The ramifications for the Senate remain to be seen, but the end of the filibuster concluded a politicization of the nomination process that dates back to 1987 and the decision by the Democrats to wage an all-out political war on President Ronald Reagan’s Supreme Court nominee Judge Robert Bork that ended with the withdrawal of his nomination.

The political obstructionism and opposition by both parties reached a point of no return in 2013, when then-Majority Leader Harry Reid, D-Nevada, first used the option to end filibusters for executive branch and judicial nominees except for the Supreme Court. Many senators predicted at the time that filibusters of the high-court nominees would inevitably be included in this prohibition, and the Gorsuch nomination proved them right.
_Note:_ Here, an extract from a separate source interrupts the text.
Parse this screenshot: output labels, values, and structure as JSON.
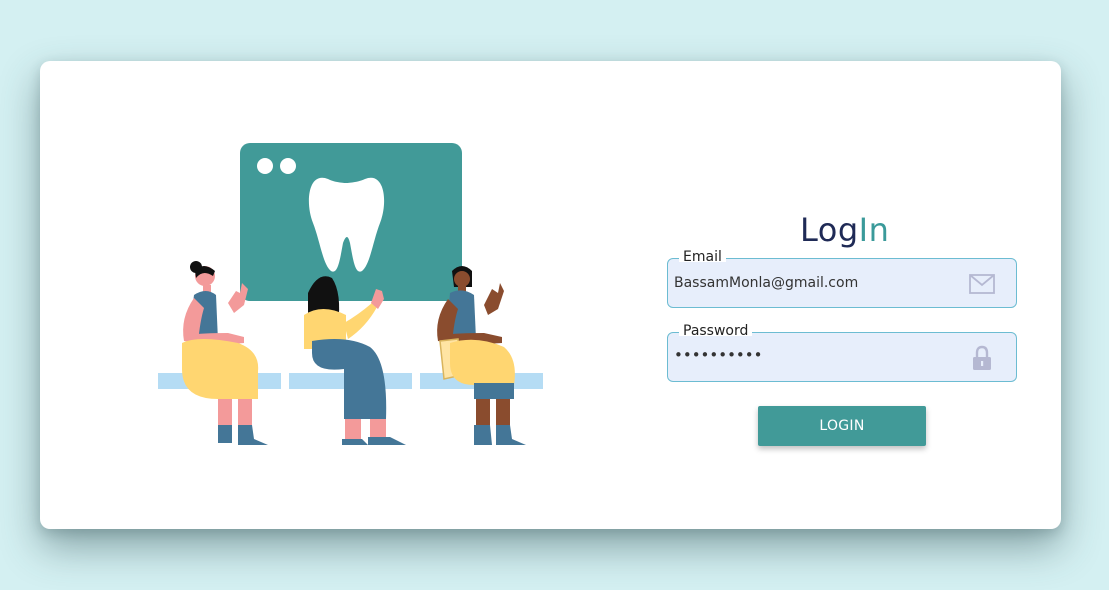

Ominously, senators are already predicting even more partisan struggles and the specter that filibusters might be blocked even for legislation, a change that would give the majority in the Senate massive powers to drive through legislation in a body traditionally revered for its deliberative and intentionally slow pace. Speaking Friday before the Senate, Schumer proclaimed:

“The nuclear option means the end of a long history of consensus on Supreme Court nominations. It weakens the standing of the Senate as a whole as a check on the president’s ability to shape the judiciary. In a ‘post-nuclear’ world, if the Senate and the presidency are in the hands of the same party, there is no incentive to even speak to the Senate minority. That’s a recipe for more conflict and bad blood between the parties, not less. The cooling saucer of the Senate will get considerably hotter.”

Majority Leader Mitch McConnell, R-Kentucky, who was responsible for the politically bold decision not to proceed with the Garland nomination and to break the filibuster, reminded the Democrats of the tradition never to filibuster Supreme Court nominees. “I hope my Democratic friends,” he said, “will take this moment to reflect and perhaps consider a turning point in their outlook going forward.”

There is little indication that will happen.


Key Cases Ahead

Aside from a host of potentially pressing cases — including Second Amendment rights, voter ID laws and Trump’s executive order on immigration — Gorsuch arrives on the court at a critical moment for cases involving religious liberty.

The new justice will take part in the April 19 oral arguments in Trinity Lutheran Church v. Pauley, a case involving a Missouri church’s eligibility for a state reimbursement program. The state of Missouri denied a grant to the licensed preschool and day care at Trinity Lutheran on the claim that the grant would violate separation of church and state, even though the funds would benefit the entire community and not just church members.

A second even more prominent case has not been accepted by the court, but it may now that there are nine justices: Masterpiece Cakeshop v. Colorado Civil Rights Commission, the result of the state’s civil-rights commission ruling that a Lakewood, Colorado, baker may not refuse to serve a same-sex wedding on the grounds of personal religious belief.

Given Gorsuch’s previous legal opinions in defense of religious liberty — most notably in favor of Hobby Lobby and the Little Sisters of the Poor regarding the infamous HHS contraceptive mandate — he may emerge as the immediate and decisive vote in preserving America’s rich tradition of religious freedom. As Grazie Pozo Christie, policy adviser with The Catholic Association, said Friday after the confirmation,

“We applaud the confirmation of Judge Neil Gorsuch to the Supreme Court and hail it as a great day for our nation. A sober and fair-minded intellectual committed to the letter of the law and not to his own opinion, Judge Gorsuch is a fitting replacement for the late, great Justice Scalia. Our Constitution makes it possible for people of faith to thrive and prosper in this country and has been a sturdy framework for the religious liberties we enjoy. A Supreme Court justice like Judge Gorsuch, who understands and values our founding documents and hews closely to their meaning, will help ensure that all Americans can continue to prosper and that we, as Catholics, remain free in exercising our religious principles.”

Matthew Bunson is a senior editor with the Register.

He covered the Gorsuch hearings in Washington.